Soiling oneself with bodily discharges is a normal condition of infancy but brands women as occupying a border between childhood and adulthood, nature, and culture. This final aspect includes the construction of water-based sewer systems and the development of water closets in 19th and early 20th centuries. Edwin Mellon P, 2000 during my diss and wished I had something better. It is interesting, therefore, that in forty years of feminist theorizing about the body, elimination as a fundamental aspect of body experience has been largely ignored. The fact that, at the touch of a handle, we can have our urine and feces whisked away as if they never existed permits us to divorce ourselves from the messy, excreting body. In France, for instance, the second half of the eighteenth century saw a new sensitivity to smell that was linked to anxieties about the precarious ness of organic life and a new interest in public sanitation policies. My first act as a feminist was to join with other female graduate students in taking over the men's room in the library stacks, planting flowers in the urinal, and proclaiming the facility unisex.
How have attitudes and practices around excretion changed over time? Inglis, David, A Sociological History of Excretory Experience: Defecatory Manners and Toiletry Technology, Mellen Studies in Sociology, Vol. One thing I have never mastered is webspeak. Certainly not unless feminists break the silence around elimination as we have broken so many others. I read David Inglis's A Sociological History of Excretory Experience: Defecatory Manners and Toiletry Technologies. On the contrary, like other marginalized groups associated with the body--people with disabilities, transgender people, and homeless people--women have less access to toilet space where they can fulfill their physical needs.

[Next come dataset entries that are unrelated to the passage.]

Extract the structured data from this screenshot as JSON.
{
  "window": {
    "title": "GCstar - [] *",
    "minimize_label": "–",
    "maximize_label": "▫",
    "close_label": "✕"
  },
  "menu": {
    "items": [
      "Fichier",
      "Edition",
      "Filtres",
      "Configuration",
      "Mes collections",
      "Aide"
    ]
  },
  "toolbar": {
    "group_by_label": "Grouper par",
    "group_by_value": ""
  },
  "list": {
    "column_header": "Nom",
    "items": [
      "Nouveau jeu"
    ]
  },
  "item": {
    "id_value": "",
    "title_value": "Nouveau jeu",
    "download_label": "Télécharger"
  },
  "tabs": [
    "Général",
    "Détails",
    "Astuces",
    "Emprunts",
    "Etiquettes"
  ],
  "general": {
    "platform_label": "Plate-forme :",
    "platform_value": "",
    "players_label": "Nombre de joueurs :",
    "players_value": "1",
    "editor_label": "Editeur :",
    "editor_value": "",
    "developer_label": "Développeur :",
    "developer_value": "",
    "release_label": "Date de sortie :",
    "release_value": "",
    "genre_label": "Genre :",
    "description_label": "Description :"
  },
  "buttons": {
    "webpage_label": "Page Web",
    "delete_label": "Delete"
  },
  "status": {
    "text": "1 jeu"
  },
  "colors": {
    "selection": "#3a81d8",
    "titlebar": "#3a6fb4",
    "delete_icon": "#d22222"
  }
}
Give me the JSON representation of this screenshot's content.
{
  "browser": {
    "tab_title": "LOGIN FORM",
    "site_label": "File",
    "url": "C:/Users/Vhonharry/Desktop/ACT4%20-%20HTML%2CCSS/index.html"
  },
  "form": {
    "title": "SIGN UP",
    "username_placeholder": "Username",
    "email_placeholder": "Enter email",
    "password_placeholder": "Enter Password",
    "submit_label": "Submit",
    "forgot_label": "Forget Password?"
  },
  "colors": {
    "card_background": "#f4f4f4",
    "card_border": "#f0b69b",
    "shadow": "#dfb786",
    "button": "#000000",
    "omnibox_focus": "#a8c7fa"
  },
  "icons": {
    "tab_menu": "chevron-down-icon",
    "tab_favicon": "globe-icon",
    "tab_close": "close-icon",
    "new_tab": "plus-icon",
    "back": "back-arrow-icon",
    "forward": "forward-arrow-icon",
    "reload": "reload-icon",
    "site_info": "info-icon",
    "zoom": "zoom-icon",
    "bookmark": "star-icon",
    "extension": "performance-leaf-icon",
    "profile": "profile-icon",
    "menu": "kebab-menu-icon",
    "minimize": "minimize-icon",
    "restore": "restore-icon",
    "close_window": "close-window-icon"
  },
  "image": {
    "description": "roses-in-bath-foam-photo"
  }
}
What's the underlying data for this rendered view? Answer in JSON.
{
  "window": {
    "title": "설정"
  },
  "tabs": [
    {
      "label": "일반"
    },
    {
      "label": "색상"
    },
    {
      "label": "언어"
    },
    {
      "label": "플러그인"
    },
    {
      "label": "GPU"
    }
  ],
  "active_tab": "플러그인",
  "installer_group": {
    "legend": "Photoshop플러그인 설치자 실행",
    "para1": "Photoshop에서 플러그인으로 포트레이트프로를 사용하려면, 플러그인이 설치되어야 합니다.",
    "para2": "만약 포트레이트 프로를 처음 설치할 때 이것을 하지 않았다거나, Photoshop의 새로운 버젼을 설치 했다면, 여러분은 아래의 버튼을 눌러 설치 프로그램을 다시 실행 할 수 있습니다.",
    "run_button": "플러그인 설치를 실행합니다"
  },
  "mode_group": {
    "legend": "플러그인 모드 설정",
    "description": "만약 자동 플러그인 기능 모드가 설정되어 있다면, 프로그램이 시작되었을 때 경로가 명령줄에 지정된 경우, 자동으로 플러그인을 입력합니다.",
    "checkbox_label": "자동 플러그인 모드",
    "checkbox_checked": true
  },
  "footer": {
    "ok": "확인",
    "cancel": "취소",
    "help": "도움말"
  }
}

What does our need for excretion say about us as embodied persons? The project has two strands that are deeply interconnected. About a quarter of adult women are menstruating at any given moment, which increases both their need for toilets and the time spent in a stall. Sociological history of excretory experience. Precisely because elimination of waste is both a universal human need and an intrinsic part of everyday experience, it is also a good place to start recognizing and providing for a range of human differences. On the ballroom floor of the New York Hilton, for example, the women's room has four stalls while the adjoining men's room has six stalls and six urinals. One need only think of the significance and success of Our Bodies Ourselves and its sequels to appreciate the extent to which reclaiming women's colonized body space has played a vital role in feminist theory and activism. James Strachey London: Hogarth Press, 1950 , 90; and Civilization and its Discontents, trans.